Records excerpted from a collection
%%

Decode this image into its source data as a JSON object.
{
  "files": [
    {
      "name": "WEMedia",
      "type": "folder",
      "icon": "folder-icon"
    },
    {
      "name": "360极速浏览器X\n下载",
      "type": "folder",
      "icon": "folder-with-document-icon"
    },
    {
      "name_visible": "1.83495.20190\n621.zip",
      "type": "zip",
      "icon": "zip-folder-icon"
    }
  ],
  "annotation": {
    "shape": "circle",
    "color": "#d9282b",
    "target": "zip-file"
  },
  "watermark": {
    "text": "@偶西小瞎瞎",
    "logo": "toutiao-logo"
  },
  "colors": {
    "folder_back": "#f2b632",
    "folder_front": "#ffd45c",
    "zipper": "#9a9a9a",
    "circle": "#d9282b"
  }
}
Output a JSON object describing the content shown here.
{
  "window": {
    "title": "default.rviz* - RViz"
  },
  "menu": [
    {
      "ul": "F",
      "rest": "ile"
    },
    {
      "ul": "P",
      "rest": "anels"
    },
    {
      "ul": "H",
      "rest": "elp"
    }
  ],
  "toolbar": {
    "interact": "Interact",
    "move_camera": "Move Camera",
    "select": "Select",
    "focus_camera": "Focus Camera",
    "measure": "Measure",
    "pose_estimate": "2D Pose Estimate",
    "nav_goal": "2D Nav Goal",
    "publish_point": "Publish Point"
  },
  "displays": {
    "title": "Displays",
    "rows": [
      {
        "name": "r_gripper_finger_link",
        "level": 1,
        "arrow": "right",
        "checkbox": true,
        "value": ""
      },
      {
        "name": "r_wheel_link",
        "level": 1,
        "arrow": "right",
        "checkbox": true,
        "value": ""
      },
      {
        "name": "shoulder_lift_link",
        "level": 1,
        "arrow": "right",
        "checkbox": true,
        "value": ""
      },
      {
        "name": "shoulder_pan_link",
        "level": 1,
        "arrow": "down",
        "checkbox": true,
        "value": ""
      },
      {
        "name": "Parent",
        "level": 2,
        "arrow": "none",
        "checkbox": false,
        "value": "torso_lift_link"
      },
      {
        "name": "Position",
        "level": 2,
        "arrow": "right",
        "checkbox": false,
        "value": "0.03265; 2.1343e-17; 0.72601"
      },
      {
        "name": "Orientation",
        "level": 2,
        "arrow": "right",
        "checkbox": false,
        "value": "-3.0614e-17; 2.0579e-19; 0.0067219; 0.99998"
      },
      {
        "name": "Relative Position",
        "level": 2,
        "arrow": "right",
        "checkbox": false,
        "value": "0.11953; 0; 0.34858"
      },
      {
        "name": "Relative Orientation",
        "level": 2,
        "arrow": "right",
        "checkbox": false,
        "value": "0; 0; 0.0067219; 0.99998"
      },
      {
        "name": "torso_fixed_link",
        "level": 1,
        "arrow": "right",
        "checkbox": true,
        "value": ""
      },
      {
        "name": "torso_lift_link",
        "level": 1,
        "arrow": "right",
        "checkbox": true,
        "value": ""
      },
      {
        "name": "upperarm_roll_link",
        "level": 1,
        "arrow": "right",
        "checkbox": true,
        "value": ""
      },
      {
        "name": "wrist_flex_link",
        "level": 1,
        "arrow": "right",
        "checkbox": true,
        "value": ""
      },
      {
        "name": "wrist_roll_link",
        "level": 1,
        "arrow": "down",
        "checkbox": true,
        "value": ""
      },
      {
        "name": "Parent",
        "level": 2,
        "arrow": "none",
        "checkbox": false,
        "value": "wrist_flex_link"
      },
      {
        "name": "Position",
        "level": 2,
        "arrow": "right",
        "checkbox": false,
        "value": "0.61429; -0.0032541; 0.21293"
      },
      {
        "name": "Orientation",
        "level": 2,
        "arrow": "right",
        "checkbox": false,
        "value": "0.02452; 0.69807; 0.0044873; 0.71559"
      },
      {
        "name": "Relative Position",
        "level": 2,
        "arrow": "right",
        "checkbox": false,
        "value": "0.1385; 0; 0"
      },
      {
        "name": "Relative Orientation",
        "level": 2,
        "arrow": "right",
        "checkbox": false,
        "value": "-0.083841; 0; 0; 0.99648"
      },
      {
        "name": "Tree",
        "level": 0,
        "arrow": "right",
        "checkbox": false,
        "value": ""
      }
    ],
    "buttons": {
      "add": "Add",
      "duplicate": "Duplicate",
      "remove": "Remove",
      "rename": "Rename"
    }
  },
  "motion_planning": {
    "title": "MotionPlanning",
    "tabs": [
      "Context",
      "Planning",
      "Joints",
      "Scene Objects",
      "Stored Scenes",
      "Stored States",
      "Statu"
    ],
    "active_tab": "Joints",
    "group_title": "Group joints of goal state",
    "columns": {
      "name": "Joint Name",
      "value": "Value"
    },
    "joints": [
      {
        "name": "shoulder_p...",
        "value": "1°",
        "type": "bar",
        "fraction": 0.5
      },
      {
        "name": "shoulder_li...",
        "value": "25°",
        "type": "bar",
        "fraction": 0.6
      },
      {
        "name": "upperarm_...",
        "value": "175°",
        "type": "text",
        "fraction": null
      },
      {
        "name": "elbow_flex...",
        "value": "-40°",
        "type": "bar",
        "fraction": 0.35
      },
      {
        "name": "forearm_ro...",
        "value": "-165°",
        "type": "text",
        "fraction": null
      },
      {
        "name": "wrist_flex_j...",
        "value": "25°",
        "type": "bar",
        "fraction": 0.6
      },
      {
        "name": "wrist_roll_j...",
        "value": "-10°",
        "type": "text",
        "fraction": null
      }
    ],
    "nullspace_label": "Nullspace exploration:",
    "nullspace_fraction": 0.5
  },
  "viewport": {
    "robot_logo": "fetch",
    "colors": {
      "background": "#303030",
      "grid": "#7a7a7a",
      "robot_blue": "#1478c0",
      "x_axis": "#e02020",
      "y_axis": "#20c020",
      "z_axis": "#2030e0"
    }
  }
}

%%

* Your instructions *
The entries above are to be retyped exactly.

* Solution for this task *
Decode this image into its source data as a JSON object.
{
  "files": [
    {
      "name": "WEMedia",
      "type": "folder",
      "icon": "folder-icon"
    },
    {
      "name": "360极速浏览器X\n下载",
      "type": "folder",
      "icon": "folder-with-document-icon"
    },
    {
      "name_visible": "1.83495.20190\n621.zip",
      "type": "zip",
      "icon": "zip-folder-icon"
    }
  ],
  "annotation": {
    "shape": "circle",
    "color": "#d9282b",
    "target": "zip-file"
  },
  "watermark": {
    "text": "@偶西小瞎瞎",
    "logo": "toutiao-logo"
  },
  "colors": {
    "folder_back": "#f2b632",
    "folder_front": "#ffd45c",
    "zipper": "#9a9a9a",
    "circle": "#d9282b"
  }
}
Output a JSON object describing the content shown here.
{
  "window": {
    "title": "default.rviz* - RViz"
  },
  "menu": [
    {
      "ul": "F",
      "rest": "ile"
    },
    {
      "ul": "P",
      "rest": "anels"
    },
    {
      "ul": "H",
      "rest": "elp"
    }
  ],
  "toolbar": {
    "interact": "Interact",
    "move_camera": "Move Camera",
    "select": "Select",
    "focus_camera": "Focus Camera",
    "measure": "Measure",
    "pose_estimate": "2D Pose Estimate",
    "nav_goal": "2D Nav Goal",
    "publish_point": "Publish Point"
  },
  "displays": {
    "title": "Displays",
    "rows": [
      {
        "name": "r_gripper_finger_link",
        "level": 1,
        "arrow": "right",
        "checkbox": true,
        "value": ""
      },
      {
        "name": "r_wheel_link",
        "level": 1,
        "arrow": "right",
        "checkbox": true,
        "value": ""
      },
      {
        "name": "shoulder_lift_link",
        "level": 1,
        "arrow": "right",
        "checkbox": true,
        "value": ""
      },
      {
        "name": "shoulder_pan_link",
        "level": 1,
        "arrow": "down",
        "checkbox": true,
        "value": ""
      },
      {
        "name": "Parent",
        "level": 2,
        "arrow": "none",
        "checkbox": false,
        "value": "torso_lift_link"
      },
      {
        "name": "Position",
        "level": 2,
        "arrow": "right",
        "checkbox": false,
        "value": "0.03265; 2.1343e-17; 0.72601"
      },
      {
        "name": "Orientation",
        "level": 2,
        "arrow": "right",
        "checkbox": false,
        "value": "-3.0614e-17; 2.0579e-19; 0.0067219; 0.99998"
      },
      {
        "name": "Relative Position",
        "level": 2,
        "arrow": "right",
        "checkbox": false,
        "value": "0.11953; 0; 0.34858"
      },
      {
        "name": "Relative Orientation",
        "level": 2,
        "arrow": "right",
        "checkbox": false,
        "value": "0; 0; 0.0067219; 0.99998"
      },
      {
        "name": "torso_fixed_link",
        "level": 1,
        "arrow": "right",
        "checkbox": true,
        "value": ""
      },
      {
        "name": "torso_lift_link",
        "level": 1,
        "arrow": "right",
        "checkbox": true,
        "value": ""
      },
      {
        "name": "upperarm_roll_link",
        "level": 1,
        "arrow": "right",
        "checkbox": true,
        "value": ""
      },
      {
        "name": "wrist_flex_link",
        "level": 1,
        "arrow": "right",
        "checkbox": true,
        "value": ""
      },
      {
        "name": "wrist_roll_link",
        "level": 1,
        "arrow": "down",
        "checkbox": true,
        "value": ""
      },
      {
        "name": "Parent",
        "level": 2,
        "arrow": "none",
        "checkbox": false,
        "value": "wrist_flex_link"
      },
      {
        "name": "Position",
        "level": 2,
        "arrow": "right",
        "checkbox": false,
        "value": "0.61429; -0.0032541; 0.21293"
      },
      {
        "name": "Orientation",
        "level": 2,
        "arrow": "right",
        "checkbox": false,
        "value": "0.02452; 0.69807; 0.0044873; 0.71559"
      },
      {
        "name": "Relative Position",
        "level": 2,
        "arrow": "right",
        "checkbox": false,
        "value": "0.1385; 0; 0"
      },
      {
        "name": "Relative Orientation",
        "level": 2,
        "arrow": "right",
        "checkbox": false,
        "value": "-0.083841; 0; 0; 0.99648"
      },
      {
        "name": "Tree",
        "level": 0,
        "arrow": "right",
        "checkbox": false,
        "value": ""
      }
    ],
    "buttons": {
      "add": "Add",
      "duplicate": "Duplicate",
      "remove": "Remove",
      "rename": "Rename"
    }
  },
  "motion_planning": {
    "title": "MotionPlanning",
    "tabs": [
      "Context",
      "Planning",
      "Joints",
      "Scene Objects",
      "Stored Scenes",
      "Stored States",
      "Statu"
    ],
    "active_tab": "Joints",
    "group_title": "Group joints of goal state",
    "columns": {
      "name": "Joint Name",
      "value": "Value"
    },
    "joints": [
      {
        "name": "shoulder_p...",
        "value": "1°",
        "type": "bar",
        "fraction": 0.5
      },
      {
        "name": "shoulder_li...",
        "value": "25°",
        "type": "bar",
        "fraction": 0.6
      },
      {
        "name": "upperarm_...",
        "value": "175°",
        "type": "text",
        "fraction": null
      },
      {
        "name": "elbow_flex...",
        "value": "-40°",
        "type": "bar",
        "fraction": 0.35
      },
      {
        "name": "forearm_ro...",
        "value": "-165°",
        "type": "text",
        "fraction": null
      },
      {
        "name": "wrist_flex_j...",
        "value": "25°",
        "type": "bar",
        "fraction": 0.6
      },
      {
        "name": "wrist_roll_j...",
        "value": "-10°",
        "type": "text",
        "fraction": null
      }
    ],
    "nullspace_label": "Nullspace exploration:",
    "nullspace_fraction": 0.5
  },
  "viewport": {
    "robot_logo": "fetch",
    "colors": {
      "background": "#303030",
      "grid": "#7a7a7a",
      "robot_blue": "#1478c0",
      "x_axis": "#e02020",
      "y_axis": "#20c020",
      "z_axis": "#2030e0"
    }
  }
}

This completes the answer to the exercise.